Bye-Bye Channel 51?

Last week, the FCC announced a procedural decision to freeze all pending applications for new low-power or full-power television broadcast stations on channel 51. The announcement also permits any of these pending applications to be modified within the next 60 days to request assignment to a lower channel.

Any discussion of television channels is complicated by the fact that each station broadcasts on a certain assigned channel, but that typically does not relate to the “channel” you tune to on your television. What we’re talking about here is the radio frequency (RF) channel, which assigns a block of the radio spectrum. Before the digital television transition, the RF channel and the tuner channel were the same; for digital transmissions, the tuner channel can be mapped to a different RF channel. Also as part of the digital transition, UHF channels 52 through 69 were taken out of service for television broadcasts and auctioned off to wireless services such as cell phones and wireless broadband.

Last spring, the licensees of the channel 52 blocks complained to the FCC that television broadcasts assigned to channel 51 were causing interference with their transmissions. Groups including the CTIA-The Wireless Association and the Rural Cellular Association (RCA) lobbied the FCC to shut down television transmissions on channel 51, and the federal agency agreed to look into the issue.

The current freezing of new applications for channel 51 is intended to stabilize the situation while the FCC studies the matter. The decision does not force any station to shut down or move to a different channel, though they can do so if they want. In fact, some wireless service companies actually paid television broadcasters to move from channels in the 52 to 69 range in advance of the digital transition, so that the wireless services could expand into those frequencies sooner. Apparently the FCC is open to similar financial incentives being offered to existing television broadcasters in this case as well.

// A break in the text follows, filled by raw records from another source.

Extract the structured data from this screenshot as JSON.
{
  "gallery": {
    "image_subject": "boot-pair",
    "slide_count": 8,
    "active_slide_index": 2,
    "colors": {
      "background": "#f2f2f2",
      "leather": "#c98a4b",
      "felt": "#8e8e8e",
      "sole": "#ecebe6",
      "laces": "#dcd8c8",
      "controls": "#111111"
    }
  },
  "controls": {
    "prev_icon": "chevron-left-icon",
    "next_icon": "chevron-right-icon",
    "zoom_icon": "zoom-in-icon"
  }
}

This news does not presage the death of broadcast television, but it does illustrate how the game has been flipped upside down. Instead of being concerned with wireless transmissions interfering with television broadcasts, it would appear that the television broadcasts are taking a back seat to wireless interests. A strong case can be made that the wireless services may make better use of the radio spectrum — which is viewed as a public resource — than television, and it is likely that TV broadcasters will be under continued pressure to move to a shrinking pool of radio frequencies as time goes on.